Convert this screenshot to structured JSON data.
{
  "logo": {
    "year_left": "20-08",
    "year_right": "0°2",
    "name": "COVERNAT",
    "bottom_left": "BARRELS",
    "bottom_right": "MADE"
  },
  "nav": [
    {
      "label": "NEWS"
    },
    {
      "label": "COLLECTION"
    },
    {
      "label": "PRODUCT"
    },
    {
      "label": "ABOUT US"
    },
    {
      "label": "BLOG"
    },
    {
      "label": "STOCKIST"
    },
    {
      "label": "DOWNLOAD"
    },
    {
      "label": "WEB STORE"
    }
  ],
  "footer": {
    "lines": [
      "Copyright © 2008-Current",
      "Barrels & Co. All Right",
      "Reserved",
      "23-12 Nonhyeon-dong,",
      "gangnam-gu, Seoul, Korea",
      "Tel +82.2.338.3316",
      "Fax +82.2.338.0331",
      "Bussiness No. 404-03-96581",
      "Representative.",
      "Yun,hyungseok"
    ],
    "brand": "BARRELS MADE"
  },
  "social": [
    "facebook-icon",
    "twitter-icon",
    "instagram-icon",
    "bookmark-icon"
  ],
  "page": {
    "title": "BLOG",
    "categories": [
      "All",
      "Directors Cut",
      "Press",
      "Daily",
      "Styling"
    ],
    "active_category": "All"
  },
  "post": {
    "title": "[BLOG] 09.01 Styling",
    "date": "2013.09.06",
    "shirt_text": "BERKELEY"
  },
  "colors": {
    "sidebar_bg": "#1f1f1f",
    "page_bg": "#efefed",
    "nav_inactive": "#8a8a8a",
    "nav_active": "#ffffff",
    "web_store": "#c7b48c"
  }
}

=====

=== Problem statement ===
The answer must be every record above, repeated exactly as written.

=== Response to this task ===
Convert this screenshot to structured JSON data.
{
  "logo": {
    "year_left": "20-08",
    "year_right": "0°2",
    "name": "COVERNAT",
    "bottom_left": "BARRELS",
    "bottom_right": "MADE"
  },
  "nav": [
    {
      "label": "NEWS"
    },
    {
      "label": "COLLECTION"
    },
    {
      "label": "PRODUCT"
    },
    {
      "label": "ABOUT US"
    },
    {
      "label": "BLOG"
    },
    {
      "label": "STOCKIST"
    },
    {
      "label": "DOWNLOAD"
    },
    {
      "label": "WEB STORE"
    }
  ],
  "footer": {
    "lines": [
      "Copyright © 2008-Current",
      "Barrels & Co. All Right",
      "Reserved",
      "23-12 Nonhyeon-dong,",
      "gangnam-gu, Seoul, Korea",
      "Tel +82.2.338.3316",
      "Fax +82.2.338.0331",
      "Bussiness No. 404-03-96581",
      "Representative.",
      "Yun,hyungseok"
    ],
    "brand": "BARRELS MADE"
  },
  "social": [
    "facebook-icon",
    "twitter-icon",
    "instagram-icon",
    "bookmark-icon"
  ],
  "page": {
    "title": "BLOG",
    "categories": [
      "All",
      "Directors Cut",
      "Press",
      "Daily",
      "Styling"
    ],
    "active_category": "All"
  },
  "post": {
    "title": "[BLOG] 09.01 Styling",
    "date": "2013.09.06",
    "shirt_text": "BERKELEY"
  },
  "colors": {
    "sidebar_bg": "#1f1f1f",
    "page_bg": "#efefed",
    "nav_inactive": "#8a8a8a",
    "nav_active": "#ffffff",
    "web_store": "#c7b48c"
  }
}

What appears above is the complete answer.